Goal of the exercise
Filter the entries and keep only the lines where the string "icon" appears.

Segment Open

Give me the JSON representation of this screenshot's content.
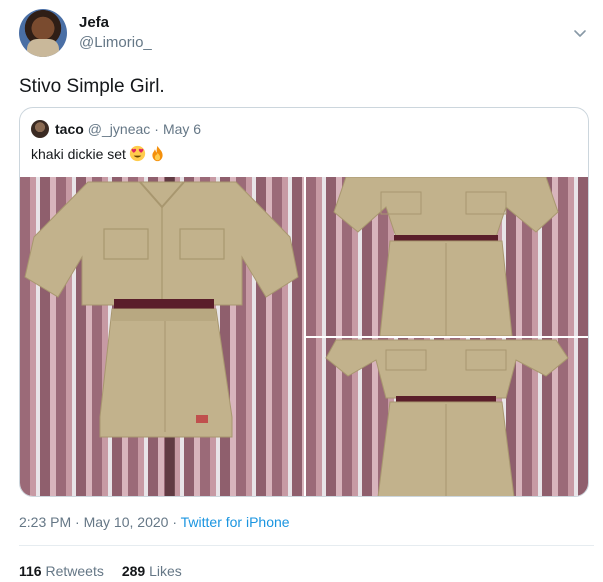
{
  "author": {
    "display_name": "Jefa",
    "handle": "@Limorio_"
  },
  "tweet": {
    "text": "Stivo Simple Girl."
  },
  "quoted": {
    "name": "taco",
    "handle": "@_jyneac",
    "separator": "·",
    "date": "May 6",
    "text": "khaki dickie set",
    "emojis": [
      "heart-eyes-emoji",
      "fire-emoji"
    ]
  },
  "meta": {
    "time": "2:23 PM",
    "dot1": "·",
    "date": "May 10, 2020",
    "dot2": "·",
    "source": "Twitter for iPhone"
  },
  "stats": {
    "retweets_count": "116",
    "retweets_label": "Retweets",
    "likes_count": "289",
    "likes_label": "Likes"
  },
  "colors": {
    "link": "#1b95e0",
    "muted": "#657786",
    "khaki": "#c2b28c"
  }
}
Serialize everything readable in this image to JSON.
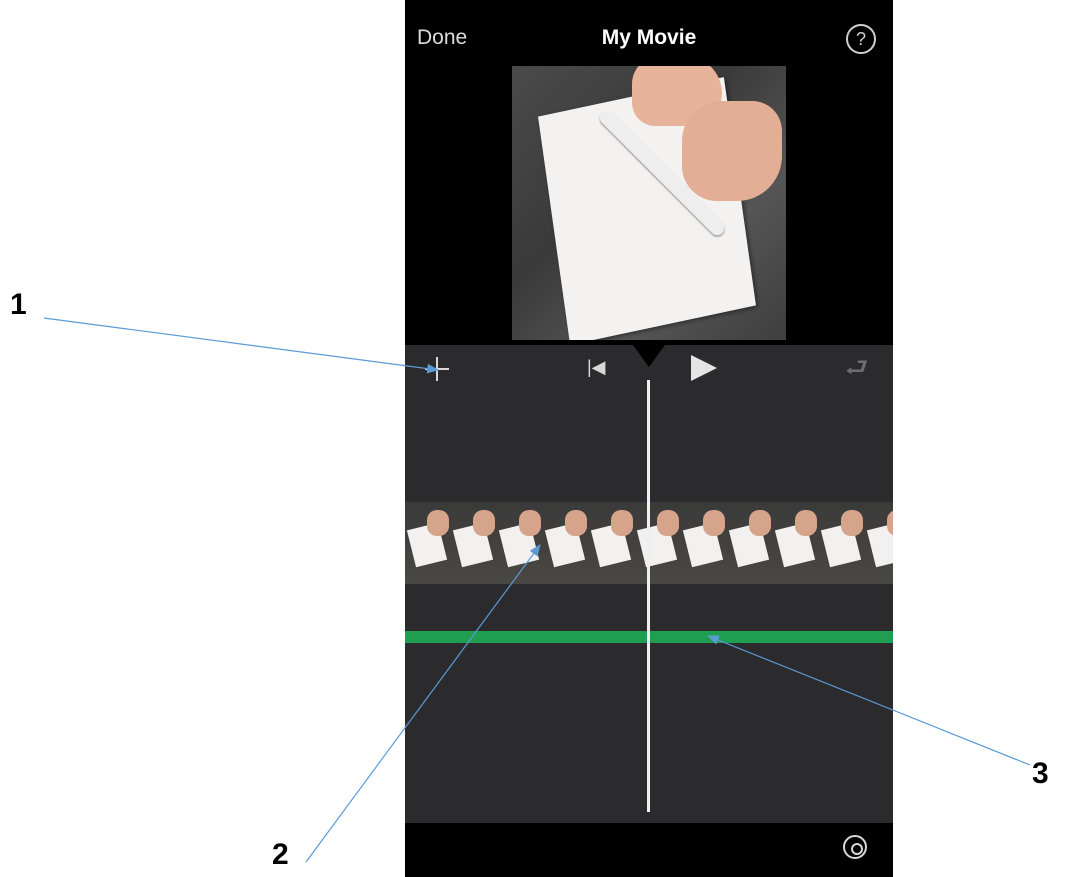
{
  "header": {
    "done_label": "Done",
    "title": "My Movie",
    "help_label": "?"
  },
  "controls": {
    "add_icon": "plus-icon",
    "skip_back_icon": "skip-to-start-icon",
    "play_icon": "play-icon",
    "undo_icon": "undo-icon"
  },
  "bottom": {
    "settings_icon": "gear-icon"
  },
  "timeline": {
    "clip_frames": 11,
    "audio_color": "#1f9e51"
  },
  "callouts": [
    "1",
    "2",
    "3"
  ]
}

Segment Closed

Written solution
    "add_icon": "plus-icon",
    "skip_back_icon": "skip-to-start-icon",
    "play_icon": "play-icon",
    "undo_icon": "undo-icon"
    "settings_icon": "gear-icon"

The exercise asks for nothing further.